Why Board Games Work
- Everyone is having fun, so it doesn’t seem like school. They don’t feel like they’re being put on the spot like some do when being asked if they remember something from a lesson. To them, they’re just answering a question/solving a problem during a game.
- Kids learns by listening to others as they take their turns and answer questions.
- The more they hear facts and work with the subject material, the more they remember. Frequently, my tween and teen will get something right the second or third time we play that they missed the first time.
- When they find a fact especially interesting, it’s an easy opening for further learning.
Playing educational games with my kids helps me see areas I need to focus on.
My Two Favorite American History Games for Middle School
This game is perfect for families because it contains three levels of difficulty – junior (great for most middle school students), expert, and genius. The goal is to race from city to city by correctly answering questions.
Each junior card contains three categories of questions – geography, general, and history, so when I’m using the game as part of our history studies, instead of using the spinner to select our category, we only read and answer the history questions before moving our playing pieces.
The history category spans the centuries.
Junior questions include:
- What killed the most soldiers during the Civil War: bullets, disease, or hunger?
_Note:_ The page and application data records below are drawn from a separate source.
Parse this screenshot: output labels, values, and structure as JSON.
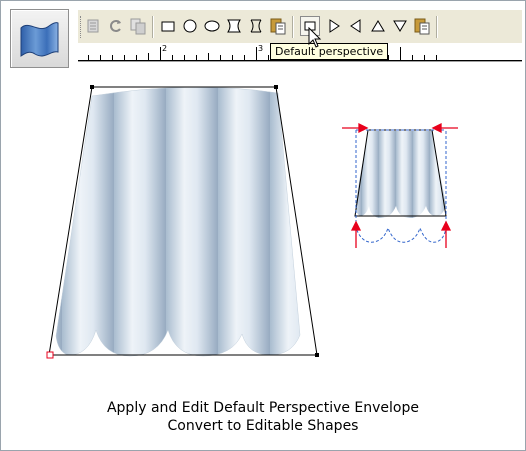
{
  "toolbar": {
    "buttons": [
      {
        "name": "copy-envelope-icon"
      },
      {
        "name": "rotate-icon"
      },
      {
        "name": "duplicate-icon"
      },
      {
        "name": "rectangle-envelope-icon"
      },
      {
        "name": "circle-envelope-icon"
      },
      {
        "name": "ellipse-envelope-icon"
      },
      {
        "name": "hourglass-envelope-icon"
      },
      {
        "name": "bow-envelope-icon"
      },
      {
        "name": "paste-envelope-icon"
      },
      {
        "name": "default-perspective-icon",
        "pressed": true
      },
      {
        "name": "perspective-right-icon"
      },
      {
        "name": "perspective-left-icon"
      },
      {
        "name": "perspective-up-icon"
      },
      {
        "name": "perspective-down-icon"
      },
      {
        "name": "paste-perspective-icon"
      }
    ]
  },
  "ruler": {
    "labels": [
      "2",
      "3"
    ]
  },
  "tooltip": {
    "text": "Default perspective"
  },
  "caption": {
    "line1": "Apply and Edit Default Perspective Envelope",
    "line2": "Convert to Editable Shapes"
  },
  "colors": {
    "accent_red": "#e8001c",
    "guide_blue": "#3366cc",
    "fabric_light": "#e6eef6",
    "fabric_dark": "#9fb1c5"
  }
}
- Who was Jimmy Hoffa: a judge, a politician, or a union leader?
- During what war did hundreds of soldiers spend the winter in Valley Forge?
- What was discovered at Sutter’s Mill in California in 1848?
- What scandal forced President Richard Nixon to resign in 1974?
This card game also has varying degrees of difficulty, so it will grow with your student. I think most middle school students would be comfortable moving between the easy and hard questions.
The goal is to be the player with the most cards at the end of the game.
Each card has three easy questions and three hard questions, all related to a specific American history topic such as:
- Inventors and Inventions
- Early Conflicts
- The Civil War Ends
Players roll a die, which determines what question from the back of the card they’ll answer.
- Who were nicknamed “Angels of the Battlefield” during the Civil War?
- What did “abolitionists” oppose?
- What did the 13th Amendment to the Constitution ban?
- Place these presidents in order, starting with the earliest: Dwight Eisenhower, Herbert Hoover, and Harry Truman.
History Games on My Wishlist
Have you ever played these games? They’re on my list to purchase this year.
Board games are a great way to make learning fun in your home school.